* _Exercise goal_:
Every entry in the data below needs to be repeated exactly.

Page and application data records
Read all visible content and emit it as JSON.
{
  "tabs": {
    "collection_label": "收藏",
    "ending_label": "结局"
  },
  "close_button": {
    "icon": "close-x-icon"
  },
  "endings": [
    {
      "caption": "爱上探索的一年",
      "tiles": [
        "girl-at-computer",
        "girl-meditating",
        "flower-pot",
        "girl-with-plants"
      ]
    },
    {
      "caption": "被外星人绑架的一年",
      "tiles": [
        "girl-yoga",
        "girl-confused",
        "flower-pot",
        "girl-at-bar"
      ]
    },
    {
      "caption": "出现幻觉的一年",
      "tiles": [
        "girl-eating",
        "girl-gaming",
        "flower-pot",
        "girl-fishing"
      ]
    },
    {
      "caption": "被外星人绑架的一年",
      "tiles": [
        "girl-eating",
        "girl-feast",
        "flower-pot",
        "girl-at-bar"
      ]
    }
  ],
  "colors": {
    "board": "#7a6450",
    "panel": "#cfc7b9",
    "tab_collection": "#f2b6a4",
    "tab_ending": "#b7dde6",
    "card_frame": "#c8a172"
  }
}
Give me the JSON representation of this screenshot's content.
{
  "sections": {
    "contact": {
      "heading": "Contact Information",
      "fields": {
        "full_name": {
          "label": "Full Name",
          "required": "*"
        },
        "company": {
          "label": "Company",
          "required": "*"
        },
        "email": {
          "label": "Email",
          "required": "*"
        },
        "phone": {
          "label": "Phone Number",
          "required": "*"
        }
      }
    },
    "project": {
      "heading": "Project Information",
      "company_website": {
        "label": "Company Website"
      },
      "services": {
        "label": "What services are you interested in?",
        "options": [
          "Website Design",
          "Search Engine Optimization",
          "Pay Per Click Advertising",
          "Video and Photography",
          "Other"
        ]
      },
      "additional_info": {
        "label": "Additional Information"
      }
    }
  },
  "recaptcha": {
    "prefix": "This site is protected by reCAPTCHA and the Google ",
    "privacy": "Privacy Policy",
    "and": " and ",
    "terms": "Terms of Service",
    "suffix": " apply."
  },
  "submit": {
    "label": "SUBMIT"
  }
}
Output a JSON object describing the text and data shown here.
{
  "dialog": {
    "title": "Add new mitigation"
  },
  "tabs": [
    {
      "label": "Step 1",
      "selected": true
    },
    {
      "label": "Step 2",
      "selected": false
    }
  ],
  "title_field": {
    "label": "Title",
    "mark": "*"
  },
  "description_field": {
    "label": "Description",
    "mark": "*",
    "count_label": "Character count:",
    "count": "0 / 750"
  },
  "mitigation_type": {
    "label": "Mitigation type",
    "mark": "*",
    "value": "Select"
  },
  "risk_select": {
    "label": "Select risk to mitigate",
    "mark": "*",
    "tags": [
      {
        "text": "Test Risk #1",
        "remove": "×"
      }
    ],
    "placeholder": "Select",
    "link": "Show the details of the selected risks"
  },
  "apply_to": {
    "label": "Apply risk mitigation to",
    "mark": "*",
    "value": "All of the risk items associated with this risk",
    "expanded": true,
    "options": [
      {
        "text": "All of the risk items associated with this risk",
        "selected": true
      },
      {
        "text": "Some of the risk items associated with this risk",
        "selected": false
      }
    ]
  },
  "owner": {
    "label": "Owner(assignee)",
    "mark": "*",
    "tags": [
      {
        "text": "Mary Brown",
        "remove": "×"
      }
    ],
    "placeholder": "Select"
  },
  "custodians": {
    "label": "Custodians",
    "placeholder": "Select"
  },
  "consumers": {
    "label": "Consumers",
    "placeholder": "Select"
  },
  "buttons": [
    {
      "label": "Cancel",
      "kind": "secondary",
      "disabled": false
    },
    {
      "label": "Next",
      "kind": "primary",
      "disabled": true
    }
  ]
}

* _Reply to the task_:
Read all visible content and emit it as JSON.
{
  "tabs": {
    "collection_label": "收藏",
    "ending_label": "结局"
  },
  "close_button": {
    "icon": "close-x-icon"
  },
  "endings": [
    {
      "caption": "爱上探索的一年",
      "tiles": [
        "girl-at-computer",
        "girl-meditating",
        "flower-pot",
        "girl-with-plants"
      ]
    },
    {
      "caption": "被外星人绑架的一年",
      "tiles": [
        "girl-yoga",
        "girl-confused",
        "flower-pot",
        "girl-at-bar"
      ]
    },
    {
      "caption": "出现幻觉的一年",
      "tiles": [
        "girl-eating",
        "girl-gaming",
        "flower-pot",
        "girl-fishing"
      ]
    },
    {
      "caption": "被外星人绑架的一年",
      "tiles": [
        "girl-eating",
        "girl-feast",
        "flower-pot",
        "girl-at-bar"
      ]
    }
  ],
  "colors": {
    "board": "#7a6450",
    "panel": "#cfc7b9",
    "tab_collection": "#f2b6a4",
    "tab_ending": "#b7dde6",
    "card_frame": "#c8a172"
  }
}
Give me the JSON representation of this screenshot's content.
{
  "sections": {
    "contact": {
      "heading": "Contact Information",
      "fields": {
        "full_name": {
          "label": "Full Name",
          "required": "*"
        },
        "company": {
          "label": "Company",
          "required": "*"
        },
        "email": {
          "label": "Email",
          "required": "*"
        },
        "phone": {
          "label": "Phone Number",
          "required": "*"
        }
      }
    },
    "project": {
      "heading": "Project Information",
      "company_website": {
        "label": "Company Website"
      },
      "services": {
        "label": "What services are you interested in?",
        "options": [
          "Website Design",
          "Search Engine Optimization",
          "Pay Per Click Advertising",
          "Video and Photography",
          "Other"
        ]
      },
      "additional_info": {
        "label": "Additional Information"
      }
    }
  },
  "recaptcha": {
    "prefix": "This site is protected by reCAPTCHA and the Google ",
    "privacy": "Privacy Policy",
    "and": " and ",
    "terms": "Terms of Service",
    "suffix": " apply."
  },
  "submit": {
    "label": "SUBMIT"
  }
}
Output a JSON object describing the text and data shown here.
{
  "dialog": {
    "title": "Add new mitigation"
  },
  "tabs": [
    {
      "label": "Step 1",
      "selected": true
    },
    {
      "label": "Step 2",
      "selected": false
    }
  ],
  "title_field": {
    "label": "Title",
    "mark": "*"
  },
  "description_field": {
    "label": "Description",
    "mark": "*",
    "count_label": "Character count:",
    "count": "0 / 750"
  },
  "mitigation_type": {
    "label": "Mitigation type",
    "mark": "*",
    "value": "Select"
  },
  "risk_select": {
    "label": "Select risk to mitigate",
    "mark": "*",
    "tags": [
      {
        "text": "Test Risk #1",
        "remove": "×"
      }
    ],
    "placeholder": "Select",
    "link": "Show the details of the selected risks"
  },
  "apply_to": {
    "label": "Apply risk mitigation to",
    "mark": "*",
    "value": "All of the risk items associated with this risk",
    "expanded": true,
    "options": [
      {
        "text": "All of the risk items associated with this risk",
        "selected": true
      },
      {
        "text": "Some of the risk items associated with this risk",
        "selected": false
      }
    ]
  },
  "owner": {
    "label": "Owner(assignee)",
    "mark": "*",
    "tags": [
      {
        "text": "Mary Brown",
        "remove": "×"
      }
    ],
    "placeholder": "Select"
  },
  "custodians": {
    "label": "Custodians",
    "placeholder": "Select"
  },
  "consumers": {
    "label": "Consumers",
    "placeholder": "Select"
  },
  "buttons": [
    {
      "label": "Cancel",
      "kind": "secondary",
      "disabled": false
    },
    {
      "label": "Next",
      "kind": "primary",
      "disabled": true
    }
  ]
}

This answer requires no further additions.